→ **Task prompt**:
Filter by the string "Сценарии": return the lines of the material that contain it.

→ **Records shown**:

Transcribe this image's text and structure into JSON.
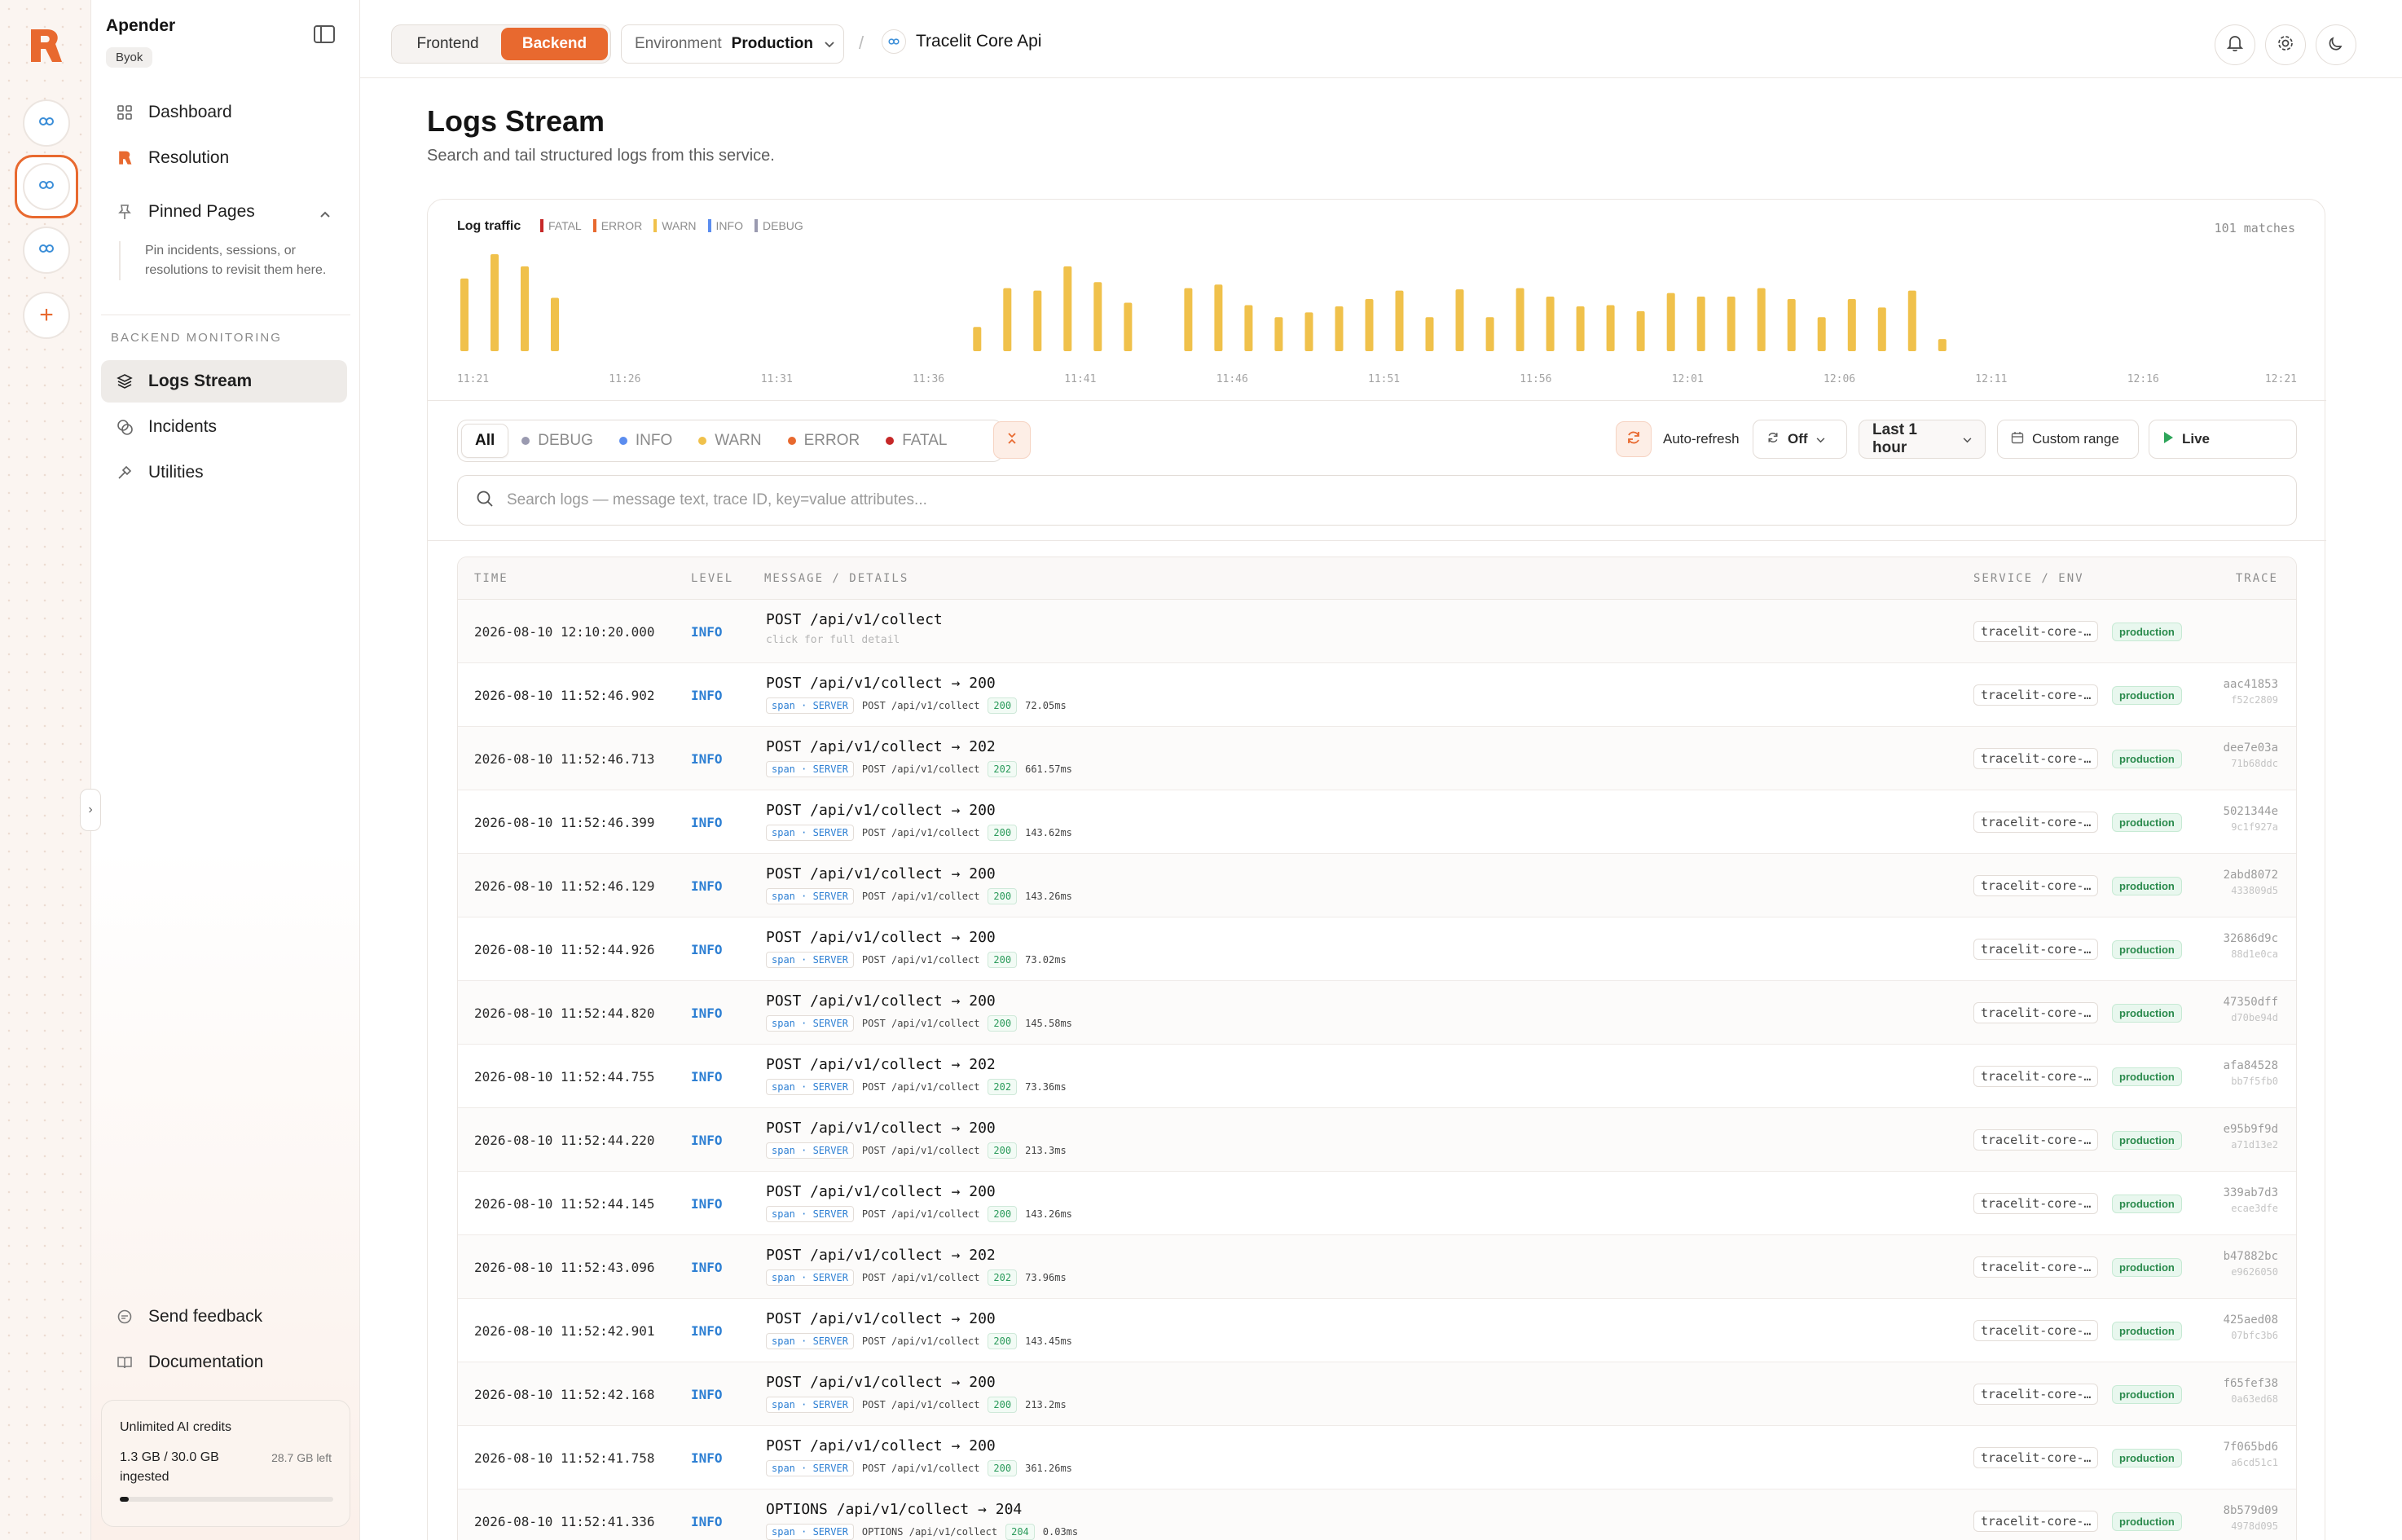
{
  "org": {
    "name": "Apender",
    "badge": "Byok"
  },
  "nav": [
    {
      "label": "Dashboard",
      "icon": "grid-icon"
    },
    {
      "label": "Resolution",
      "icon": "logo-icon"
    },
    {
      "label": "Pinned Pages",
      "icon": "pin-icon"
    }
  ],
  "pinned_note": "Pin incidents, sessions, or resolutions to revisit them here.",
  "section_label": "BACKEND MONITORING",
  "monitoring_nav": [
    {
      "label": "Logs Stream",
      "icon": "layers-icon",
      "active": true
    },
    {
      "label": "Incidents",
      "icon": "alert-icon"
    },
    {
      "label": "Utilities",
      "icon": "tool-icon"
    }
  ],
  "footer_nav": [
    {
      "label": "Send feedback",
      "icon": "message-icon"
    },
    {
      "label": "Documentation",
      "icon": "book-icon"
    }
  ],
  "credits": {
    "title": "Unlimited AI credits",
    "used": "1.3 GB / 30.0 GB ingested",
    "left": "28.7 GB left",
    "fraction": 0.043
  },
  "topbar": {
    "tabs": [
      "Frontend",
      "Backend"
    ],
    "active_tab": "Backend",
    "env_label": "Environment",
    "env_value": "Production",
    "separator": "/",
    "service": "Tracelit Core Api"
  },
  "page": {
    "title": "Logs Stream",
    "subtitle": "Search and tail structured logs from this service."
  },
  "traffic": {
    "label": "Log traffic",
    "legend": [
      {
        "name": "FATAL",
        "color": "#c62828"
      },
      {
        "name": "ERROR",
        "color": "#e8692f"
      },
      {
        "name": "WARN",
        "color": "#f0c14b"
      },
      {
        "name": "INFO",
        "color": "#5b8def"
      },
      {
        "name": "DEBUG",
        "color": "#9a9ab0"
      }
    ],
    "matches": "101 matches"
  },
  "chart_data": {
    "type": "bar",
    "x_ticks": [
      "11:21",
      "11:26",
      "11:31",
      "11:36",
      "11:41",
      "11:46",
      "11:51",
      "11:56",
      "12:01",
      "12:06",
      "12:11",
      "12:16",
      "12:21"
    ],
    "bars": [
      {
        "x": 0,
        "v": 6
      },
      {
        "x": 1,
        "v": 8
      },
      {
        "x": 2,
        "v": 7
      },
      {
        "x": 3,
        "v": 4.4
      },
      {
        "x": 17,
        "v": 2
      },
      {
        "x": 18,
        "v": 5.2
      },
      {
        "x": 19,
        "v": 5
      },
      {
        "x": 20,
        "v": 7
      },
      {
        "x": 21,
        "v": 5.7
      },
      {
        "x": 22,
        "v": 4
      },
      {
        "x": 24,
        "v": 5.2
      },
      {
        "x": 25,
        "v": 5.5
      },
      {
        "x": 26,
        "v": 3.8
      },
      {
        "x": 27,
        "v": 2.8
      },
      {
        "x": 28,
        "v": 3.2
      },
      {
        "x": 29,
        "v": 3.7
      },
      {
        "x": 30,
        "v": 4.3
      },
      {
        "x": 31,
        "v": 5
      },
      {
        "x": 32,
        "v": 2.8
      },
      {
        "x": 33,
        "v": 5.1
      },
      {
        "x": 34,
        "v": 2.8
      },
      {
        "x": 35,
        "v": 5.2
      },
      {
        "x": 36,
        "v": 4.5
      },
      {
        "x": 37,
        "v": 3.7
      },
      {
        "x": 38,
        "v": 3.8
      },
      {
        "x": 39,
        "v": 3.3
      },
      {
        "x": 40,
        "v": 4.8
      },
      {
        "x": 41,
        "v": 4.5
      },
      {
        "x": 42,
        "v": 4.5
      },
      {
        "x": 43,
        "v": 5.2
      },
      {
        "x": 44,
        "v": 4.3
      },
      {
        "x": 45,
        "v": 2.8
      },
      {
        "x": 46,
        "v": 4.3
      },
      {
        "x": 47,
        "v": 3.6
      },
      {
        "x": 48,
        "v": 5
      },
      {
        "x": 49,
        "v": 1
      }
    ],
    "series_color": "#f0c14b",
    "ylim": [
      0,
      8.2
    ],
    "grid": false
  },
  "filters": {
    "levels": [
      {
        "label": "All",
        "color": ""
      },
      {
        "label": "DEBUG",
        "color": "#9a9ab0"
      },
      {
        "label": "INFO",
        "color": "#5b8def"
      },
      {
        "label": "WARN",
        "color": "#f0c14b"
      },
      {
        "label": "ERROR",
        "color": "#e8692f"
      },
      {
        "label": "FATAL",
        "color": "#c62828"
      }
    ],
    "auto_refresh_label": "Auto-refresh",
    "refresh_value": "Off",
    "range": "Last 1 hour",
    "custom_range": "Custom range",
    "live": "Live"
  },
  "search": {
    "placeholder": "Search logs — message text, trace ID, key=value attributes..."
  },
  "table": {
    "headers": {
      "time": "TIME",
      "level": "LEVEL",
      "message": "MESSAGE / DETAILS",
      "service": "SERVICE / ENV",
      "trace": "TRACE"
    },
    "rows": [
      {
        "time": "2026-08-10 12:10:20.000",
        "level": "INFO",
        "message": "POST /api/v1/collect",
        "hint": "click for full detail",
        "service": "tracelit-core-…",
        "env": "production",
        "trace": "",
        "span": ""
      },
      {
        "time": "2026-08-10 11:52:46.902",
        "level": "INFO",
        "message": "POST /api/v1/collect → 200",
        "tag_span": "span · SERVER",
        "tag_route": "POST /api/v1/collect",
        "code": "200",
        "dur": "72.05ms",
        "service": "tracelit-core-…",
        "env": "production",
        "trace": "aac41853",
        "span": "f52c2809"
      },
      {
        "time": "2026-08-10 11:52:46.713",
        "level": "INFO",
        "message": "POST /api/v1/collect → 202",
        "tag_span": "span · SERVER",
        "tag_route": "POST /api/v1/collect",
        "code": "202",
        "dur": "661.57ms",
        "service": "tracelit-core-…",
        "env": "production",
        "trace": "dee7e03a",
        "span": "71b68ddc"
      },
      {
        "time": "2026-08-10 11:52:46.399",
        "level": "INFO",
        "message": "POST /api/v1/collect → 200",
        "tag_span": "span · SERVER",
        "tag_route": "POST /api/v1/collect",
        "code": "200",
        "dur": "143.62ms",
        "service": "tracelit-core-…",
        "env": "production",
        "trace": "5021344e",
        "span": "9c1f927a"
      },
      {
        "time": "2026-08-10 11:52:46.129",
        "level": "INFO",
        "message": "POST /api/v1/collect → 200",
        "tag_span": "span · SERVER",
        "tag_route": "POST /api/v1/collect",
        "code": "200",
        "dur": "143.26ms",
        "service": "tracelit-core-…",
        "env": "production",
        "trace": "2abd8072",
        "span": "433809d5"
      },
      {
        "time": "2026-08-10 11:52:44.926",
        "level": "INFO",
        "message": "POST /api/v1/collect → 200",
        "tag_span": "span · SERVER",
        "tag_route": "POST /api/v1/collect",
        "code": "200",
        "dur": "73.02ms",
        "service": "tracelit-core-…",
        "env": "production",
        "trace": "32686d9c",
        "span": "88d1e0ca"
      },
      {
        "time": "2026-08-10 11:52:44.820",
        "level": "INFO",
        "message": "POST /api/v1/collect → 200",
        "tag_span": "span · SERVER",
        "tag_route": "POST /api/v1/collect",
        "code": "200",
        "dur": "145.58ms",
        "service": "tracelit-core-…",
        "env": "production",
        "trace": "47350dff",
        "span": "d70be94d"
      },
      {
        "time": "2026-08-10 11:52:44.755",
        "level": "INFO",
        "message": "POST /api/v1/collect → 202",
        "tag_span": "span · SERVER",
        "tag_route": "POST /api/v1/collect",
        "code": "202",
        "dur": "73.36ms",
        "service": "tracelit-core-…",
        "env": "production",
        "trace": "afa84528",
        "span": "bb7f5fb0"
      },
      {
        "time": "2026-08-10 11:52:44.220",
        "level": "INFO",
        "message": "POST /api/v1/collect → 200",
        "tag_span": "span · SERVER",
        "tag_route": "POST /api/v1/collect",
        "code": "200",
        "dur": "213.3ms",
        "service": "tracelit-core-…",
        "env": "production",
        "trace": "e95b9f9d",
        "span": "a71d13e2"
      },
      {
        "time": "2026-08-10 11:52:44.145",
        "level": "INFO",
        "message": "POST /api/v1/collect → 200",
        "tag_span": "span · SERVER",
        "tag_route": "POST /api/v1/collect",
        "code": "200",
        "dur": "143.26ms",
        "service": "tracelit-core-…",
        "env": "production",
        "trace": "339ab7d3",
        "span": "ecae3dfe"
      },
      {
        "time": "2026-08-10 11:52:43.096",
        "level": "INFO",
        "message": "POST /api/v1/collect → 202",
        "tag_span": "span · SERVER",
        "tag_route": "POST /api/v1/collect",
        "code": "202",
        "dur": "73.96ms",
        "service": "tracelit-core-…",
        "env": "production",
        "trace": "b47882bc",
        "span": "e9626050"
      },
      {
        "time": "2026-08-10 11:52:42.901",
        "level": "INFO",
        "message": "POST /api/v1/collect → 200",
        "tag_span": "span · SERVER",
        "tag_route": "POST /api/v1/collect",
        "code": "200",
        "dur": "143.45ms",
        "service": "tracelit-core-…",
        "env": "production",
        "trace": "425aed08",
        "span": "07bfc3b6"
      },
      {
        "time": "2026-08-10 11:52:42.168",
        "level": "INFO",
        "message": "POST /api/v1/collect → 200",
        "tag_span": "span · SERVER",
        "tag_route": "POST /api/v1/collect",
        "code": "200",
        "dur": "213.2ms",
        "service": "tracelit-core-…",
        "env": "production",
        "trace": "f65fef38",
        "span": "0a63ed68"
      },
      {
        "time": "2026-08-10 11:52:41.758",
        "level": "INFO",
        "message": "POST /api/v1/collect → 200",
        "tag_span": "span · SERVER",
        "tag_route": "POST /api/v1/collect",
        "code": "200",
        "dur": "361.26ms",
        "service": "tracelit-core-…",
        "env": "production",
        "trace": "7f065bd6",
        "span": "a6cd51c1"
      },
      {
        "time": "2026-08-10 11:52:41.336",
        "level": "INFO",
        "message": "OPTIONS /api/v1/collect → 204",
        "tag_span": "span · SERVER",
        "tag_route": "OPTIONS /api/v1/collect",
        "code": "204",
        "dur": "0.03ms",
        "service": "tracelit-core-…",
        "env": "production",
        "trace": "8b579d09",
        "span": "4978d095"
      }
    ]
  }
}
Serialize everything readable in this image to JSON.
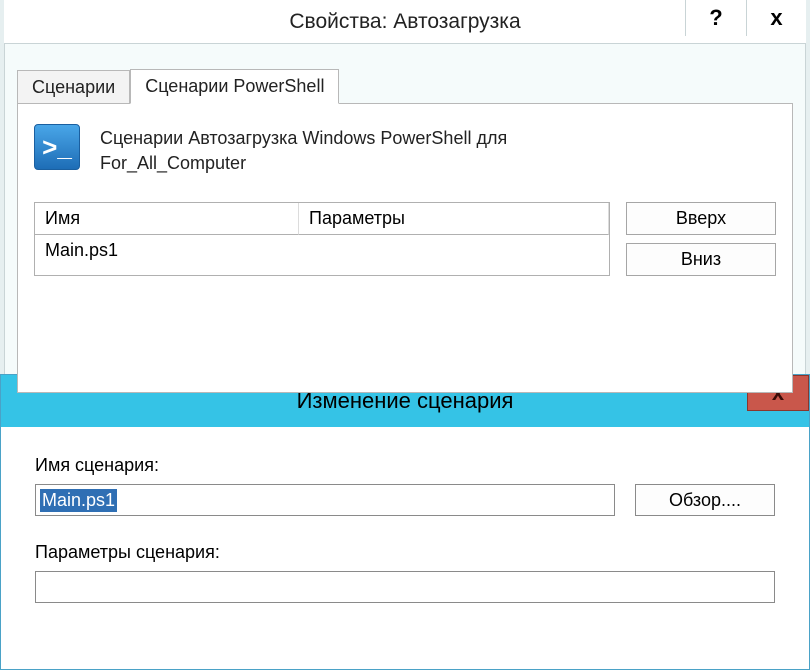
{
  "parent": {
    "title": "Свойства: Автозагрузка",
    "help_label": "?",
    "close_label": "x"
  },
  "tabs": {
    "scenarios": "Сценарии",
    "powershell": "Сценарии PowerShell"
  },
  "header": {
    "icon_glyph": ">_",
    "text_line1": "Сценарии Автозагрузка Windows PowerShell для",
    "text_line2": "For_All_Computer"
  },
  "table": {
    "col_name": "Имя",
    "col_params": "Параметры",
    "rows": [
      {
        "name": "Main.ps1",
        "params": ""
      }
    ]
  },
  "buttons": {
    "up": "Вверх",
    "down": "Вниз"
  },
  "modal": {
    "title": "Изменение сценария",
    "close_label": "x",
    "name_label": "Имя сценария:",
    "name_value": "Main.ps1",
    "browse": "Обзор....",
    "params_label": "Параметры сценария:",
    "params_value": ""
  }
}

→ **Result of this exercise**:
    "scenarios": "Сценарии",
    "powershell": "Сценарии PowerShell"
    "text_line1": "Сценарии Автозагрузка Windows PowerShell для",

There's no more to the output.